WHAT IS EXPECTED: Reproduce the records in full. Alter nothing.

GIVEN DATA:

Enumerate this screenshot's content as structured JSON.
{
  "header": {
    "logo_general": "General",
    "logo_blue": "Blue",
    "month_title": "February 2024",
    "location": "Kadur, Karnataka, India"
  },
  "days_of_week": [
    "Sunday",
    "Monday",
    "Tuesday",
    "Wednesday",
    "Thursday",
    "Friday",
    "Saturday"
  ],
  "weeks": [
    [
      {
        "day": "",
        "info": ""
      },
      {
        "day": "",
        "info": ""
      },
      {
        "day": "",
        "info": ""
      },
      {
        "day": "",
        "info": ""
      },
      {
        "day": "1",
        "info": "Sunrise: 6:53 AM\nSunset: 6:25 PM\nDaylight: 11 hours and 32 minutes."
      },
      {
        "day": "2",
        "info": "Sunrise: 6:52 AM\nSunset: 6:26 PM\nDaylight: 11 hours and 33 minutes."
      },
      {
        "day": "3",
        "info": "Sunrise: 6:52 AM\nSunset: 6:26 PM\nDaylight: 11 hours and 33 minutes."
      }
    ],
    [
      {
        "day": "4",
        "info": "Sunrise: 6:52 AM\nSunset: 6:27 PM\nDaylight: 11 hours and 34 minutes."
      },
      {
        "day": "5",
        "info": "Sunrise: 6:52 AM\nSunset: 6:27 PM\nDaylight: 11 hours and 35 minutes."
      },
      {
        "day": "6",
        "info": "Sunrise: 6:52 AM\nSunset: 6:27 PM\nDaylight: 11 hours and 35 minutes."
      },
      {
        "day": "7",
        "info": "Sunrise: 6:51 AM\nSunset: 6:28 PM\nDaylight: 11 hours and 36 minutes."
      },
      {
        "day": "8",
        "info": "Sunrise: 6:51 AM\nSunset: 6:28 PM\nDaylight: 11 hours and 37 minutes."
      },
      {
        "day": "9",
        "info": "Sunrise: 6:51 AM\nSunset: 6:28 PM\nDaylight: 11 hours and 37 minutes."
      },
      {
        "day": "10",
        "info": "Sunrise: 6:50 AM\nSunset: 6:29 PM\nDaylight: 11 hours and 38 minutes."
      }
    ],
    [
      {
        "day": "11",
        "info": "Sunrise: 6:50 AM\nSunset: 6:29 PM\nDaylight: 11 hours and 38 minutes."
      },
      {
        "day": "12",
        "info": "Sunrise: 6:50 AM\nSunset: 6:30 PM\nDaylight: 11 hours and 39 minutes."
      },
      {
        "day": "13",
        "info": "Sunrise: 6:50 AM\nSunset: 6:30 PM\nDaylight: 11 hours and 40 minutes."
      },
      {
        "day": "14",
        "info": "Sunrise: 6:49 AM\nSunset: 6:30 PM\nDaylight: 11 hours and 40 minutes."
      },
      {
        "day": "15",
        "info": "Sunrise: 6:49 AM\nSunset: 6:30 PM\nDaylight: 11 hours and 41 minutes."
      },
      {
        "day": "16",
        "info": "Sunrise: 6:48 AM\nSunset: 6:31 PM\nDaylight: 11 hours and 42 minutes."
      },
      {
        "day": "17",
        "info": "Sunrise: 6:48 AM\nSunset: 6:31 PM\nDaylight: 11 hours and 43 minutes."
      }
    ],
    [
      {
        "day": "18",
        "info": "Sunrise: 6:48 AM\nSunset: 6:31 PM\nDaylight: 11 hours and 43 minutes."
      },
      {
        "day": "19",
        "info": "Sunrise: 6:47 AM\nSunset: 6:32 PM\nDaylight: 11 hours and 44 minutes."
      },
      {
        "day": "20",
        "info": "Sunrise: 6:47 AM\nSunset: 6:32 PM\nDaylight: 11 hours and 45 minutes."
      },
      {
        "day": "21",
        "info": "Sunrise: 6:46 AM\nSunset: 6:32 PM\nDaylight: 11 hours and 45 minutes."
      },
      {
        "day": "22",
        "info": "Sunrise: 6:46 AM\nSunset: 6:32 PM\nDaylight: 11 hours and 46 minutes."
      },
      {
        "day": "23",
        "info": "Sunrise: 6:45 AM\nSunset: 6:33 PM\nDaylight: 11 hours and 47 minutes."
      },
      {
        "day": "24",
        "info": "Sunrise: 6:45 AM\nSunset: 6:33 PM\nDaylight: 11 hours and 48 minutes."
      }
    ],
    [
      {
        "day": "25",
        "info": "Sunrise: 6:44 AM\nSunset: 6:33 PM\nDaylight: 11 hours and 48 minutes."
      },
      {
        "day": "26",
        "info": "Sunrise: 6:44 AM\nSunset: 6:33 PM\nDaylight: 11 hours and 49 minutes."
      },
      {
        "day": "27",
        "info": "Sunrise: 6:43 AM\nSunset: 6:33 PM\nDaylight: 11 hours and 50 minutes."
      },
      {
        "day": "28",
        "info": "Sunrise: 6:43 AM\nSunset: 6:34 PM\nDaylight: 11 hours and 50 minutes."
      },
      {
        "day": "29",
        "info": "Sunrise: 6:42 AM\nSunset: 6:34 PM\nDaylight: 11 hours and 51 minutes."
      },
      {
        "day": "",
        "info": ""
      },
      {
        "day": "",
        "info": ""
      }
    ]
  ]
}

REPLY:
Enumerate this screenshot's content as structured JSON.
{
  "header": {
    "logo_general": "General",
    "logo_blue": "Blue",
    "month_title": "February 2024",
    "location": "Kadur, Karnataka, India"
  },
  "days_of_week": [
    "Sunday",
    "Monday",
    "Tuesday",
    "Wednesday",
    "Thursday",
    "Friday",
    "Saturday"
  ],
  "weeks": [
    [
      {
        "day": "",
        "info": ""
      },
      {
        "day": "",
        "info": ""
      },
      {
        "day": "",
        "info": ""
      },
      {
        "day": "",
        "info": ""
      },
      {
        "day": "1",
        "info": "Sunrise: 6:53 AM\nSunset: 6:25 PM\nDaylight: 11 hours and 32 minutes."
      },
      {
        "day": "2",
        "info": "Sunrise: 6:52 AM\nSunset: 6:26 PM\nDaylight: 11 hours and 33 minutes."
      },
      {
        "day": "3",
        "info": "Sunrise: 6:52 AM\nSunset: 6:26 PM\nDaylight: 11 hours and 33 minutes."
      }
    ],
    [
      {
        "day": "4",
        "info": "Sunrise: 6:52 AM\nSunset: 6:27 PM\nDaylight: 11 hours and 34 minutes."
      },
      {
        "day": "5",
        "info": "Sunrise: 6:52 AM\nSunset: 6:27 PM\nDaylight: 11 hours and 35 minutes."
      },
      {
        "day": "6",
        "info": "Sunrise: 6:52 AM\nSunset: 6:27 PM\nDaylight: 11 hours and 35 minutes."
      },
      {
        "day": "7",
        "info": "Sunrise: 6:51 AM\nSunset: 6:28 PM\nDaylight: 11 hours and 36 minutes."
      },
      {
        "day": "8",
        "info": "Sunrise: 6:51 AM\nSunset: 6:28 PM\nDaylight: 11 hours and 37 minutes."
      },
      {
        "day": "9",
        "info": "Sunrise: 6:51 AM\nSunset: 6:28 PM\nDaylight: 11 hours and 37 minutes."
      },
      {
        "day": "10",
        "info": "Sunrise: 6:50 AM\nSunset: 6:29 PM\nDaylight: 11 hours and 38 minutes."
      }
    ],
    [
      {
        "day": "11",
        "info": "Sunrise: 6:50 AM\nSunset: 6:29 PM\nDaylight: 11 hours and 38 minutes."
      },
      {
        "day": "12",
        "info": "Sunrise: 6:50 AM\nSunset: 6:30 PM\nDaylight: 11 hours and 39 minutes."
      },
      {
        "day": "13",
        "info": "Sunrise: 6:50 AM\nSunset: 6:30 PM\nDaylight: 11 hours and 40 minutes."
      },
      {
        "day": "14",
        "info": "Sunrise: 6:49 AM\nSunset: 6:30 PM\nDaylight: 11 hours and 40 minutes."
      },
      {
        "day": "15",
        "info": "Sunrise: 6:49 AM\nSunset: 6:30 PM\nDaylight: 11 hours and 41 minutes."
      },
      {
        "day": "16",
        "info": "Sunrise: 6:48 AM\nSunset: 6:31 PM\nDaylight: 11 hours and 42 minutes."
      },
      {
        "day": "17",
        "info": "Sunrise: 6:48 AM\nSunset: 6:31 PM\nDaylight: 11 hours and 43 minutes."
      }
    ],
    [
      {
        "day": "18",
        "info": "Sunrise: 6:48 AM\nSunset: 6:31 PM\nDaylight: 11 hours and 43 minutes."
      },
      {
        "day": "19",
        "info": "Sunrise: 6:47 AM\nSunset: 6:32 PM\nDaylight: 11 hours and 44 minutes."
      },
      {
        "day": "20",
        "info": "Sunrise: 6:47 AM\nSunset: 6:32 PM\nDaylight: 11 hours and 45 minutes."
      },
      {
        "day": "21",
        "info": "Sunrise: 6:46 AM\nSunset: 6:32 PM\nDaylight: 11 hours and 45 minutes."
      },
      {
        "day": "22",
        "info": "Sunrise: 6:46 AM\nSunset: 6:32 PM\nDaylight: 11 hours and 46 minutes."
      },
      {
        "day": "23",
        "info": "Sunrise: 6:45 AM\nSunset: 6:33 PM\nDaylight: 11 hours and 47 minutes."
      },
      {
        "day": "24",
        "info": "Sunrise: 6:45 AM\nSunset: 6:33 PM\nDaylight: 11 hours and 48 minutes."
      }
    ],
    [
      {
        "day": "25",
        "info": "Sunrise: 6:44 AM\nSunset: 6:33 PM\nDaylight: 11 hours and 48 minutes."
      },
      {
        "day": "26",
        "info": "Sunrise: 6:44 AM\nSunset: 6:33 PM\nDaylight: 11 hours and 49 minutes."
      },
      {
        "day": "27",
        "info": "Sunrise: 6:43 AM\nSunset: 6:33 PM\nDaylight: 11 hours and 50 minutes."
      },
      {
        "day": "28",
        "info": "Sunrise: 6:43 AM\nSunset: 6:34 PM\nDaylight: 11 hours and 50 minutes."
      },
      {
        "day": "29",
        "info": "Sunrise: 6:42 AM\nSunset: 6:34 PM\nDaylight: 11 hours and 51 minutes."
      },
      {
        "day": "",
        "info": ""
      },
      {
        "day": "",
        "info": ""
      }
    ]
  ]
}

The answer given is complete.